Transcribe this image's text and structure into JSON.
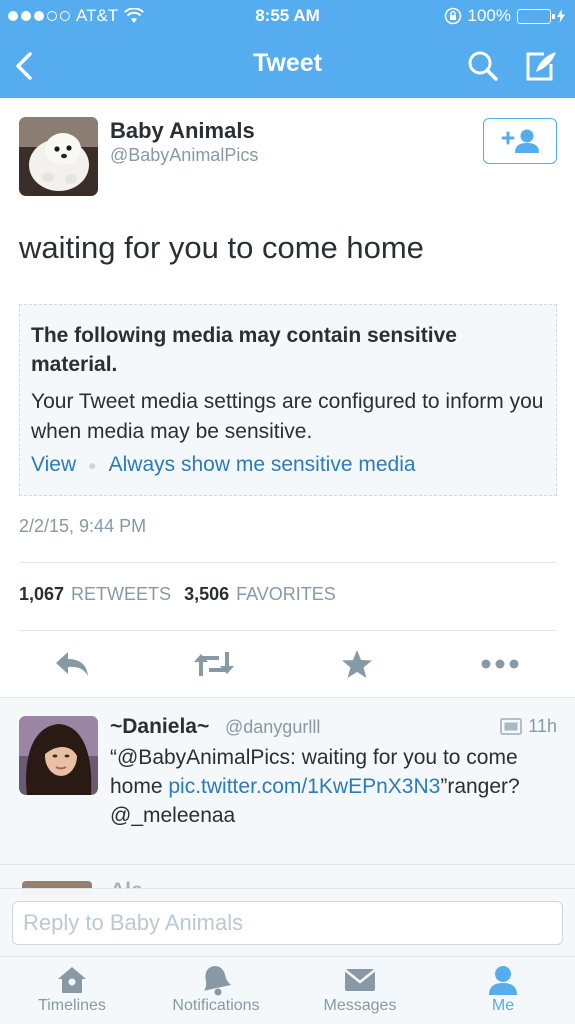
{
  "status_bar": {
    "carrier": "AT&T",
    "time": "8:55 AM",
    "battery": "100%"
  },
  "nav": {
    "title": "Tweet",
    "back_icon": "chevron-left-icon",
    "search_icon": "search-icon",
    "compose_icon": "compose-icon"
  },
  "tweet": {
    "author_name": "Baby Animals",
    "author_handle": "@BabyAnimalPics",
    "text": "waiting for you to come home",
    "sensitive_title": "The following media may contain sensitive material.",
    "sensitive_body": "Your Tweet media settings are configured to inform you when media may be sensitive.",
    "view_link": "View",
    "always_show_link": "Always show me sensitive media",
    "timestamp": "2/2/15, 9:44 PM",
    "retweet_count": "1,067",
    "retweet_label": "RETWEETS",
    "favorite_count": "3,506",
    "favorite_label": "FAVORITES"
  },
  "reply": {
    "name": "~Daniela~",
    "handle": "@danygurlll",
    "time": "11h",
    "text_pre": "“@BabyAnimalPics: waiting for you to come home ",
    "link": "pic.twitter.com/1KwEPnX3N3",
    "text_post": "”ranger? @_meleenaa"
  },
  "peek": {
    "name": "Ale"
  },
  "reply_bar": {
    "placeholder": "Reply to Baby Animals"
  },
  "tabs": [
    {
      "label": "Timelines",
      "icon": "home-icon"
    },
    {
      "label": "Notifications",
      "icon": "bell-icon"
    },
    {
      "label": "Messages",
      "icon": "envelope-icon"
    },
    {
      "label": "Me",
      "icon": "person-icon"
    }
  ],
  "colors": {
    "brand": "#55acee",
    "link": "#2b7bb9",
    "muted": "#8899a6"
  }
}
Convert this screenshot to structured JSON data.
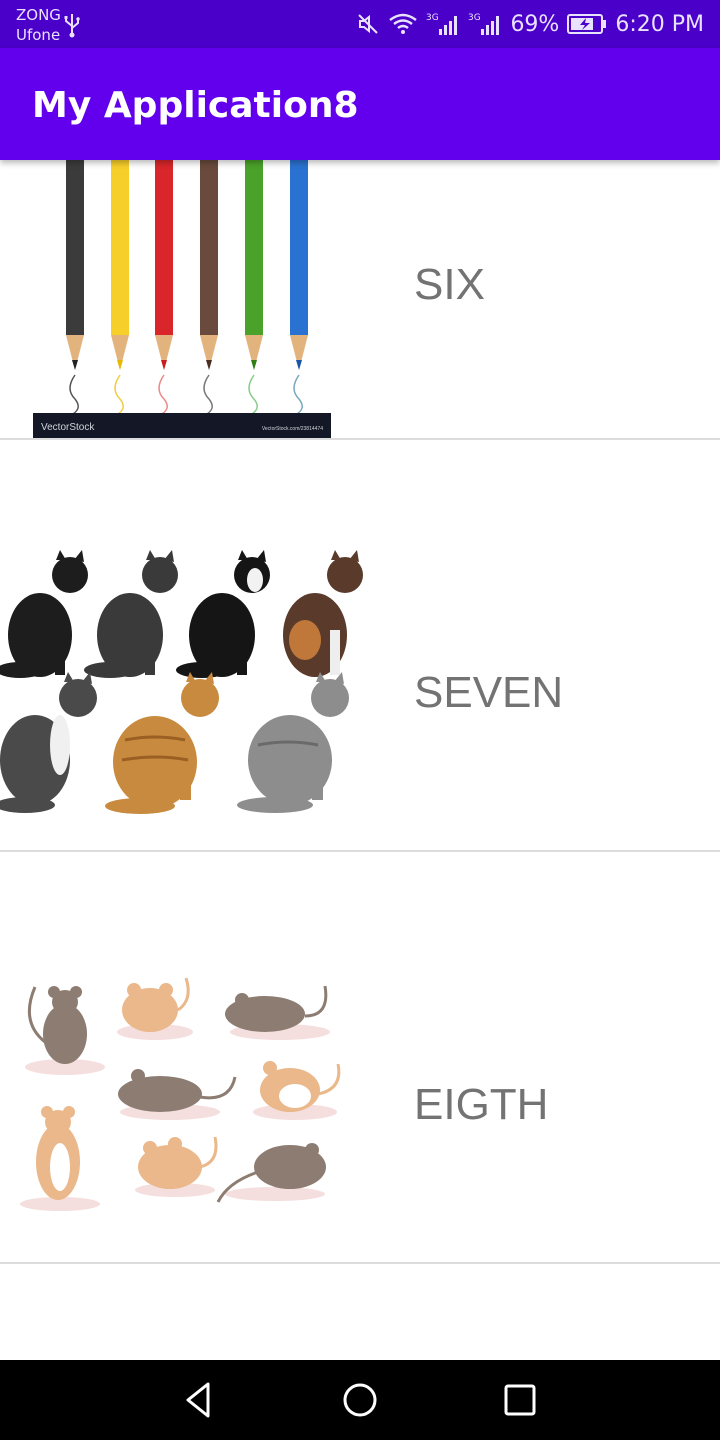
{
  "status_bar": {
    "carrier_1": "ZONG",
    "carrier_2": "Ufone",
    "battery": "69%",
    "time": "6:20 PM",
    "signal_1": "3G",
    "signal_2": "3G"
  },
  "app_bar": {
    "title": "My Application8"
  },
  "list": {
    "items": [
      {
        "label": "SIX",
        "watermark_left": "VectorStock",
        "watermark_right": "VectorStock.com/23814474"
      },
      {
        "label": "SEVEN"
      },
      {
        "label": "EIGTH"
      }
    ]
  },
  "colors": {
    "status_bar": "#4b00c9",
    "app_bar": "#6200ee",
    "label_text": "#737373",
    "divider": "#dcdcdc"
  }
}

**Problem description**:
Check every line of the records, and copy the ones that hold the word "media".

**Solution**:
    "sensitive_title": "The following media may contain sensitive material.",
    "sensitive_body": "Your Tweet media settings are configured to inform you when media may be sensitive.",
    "always_show_link": "Always show me sensitive media",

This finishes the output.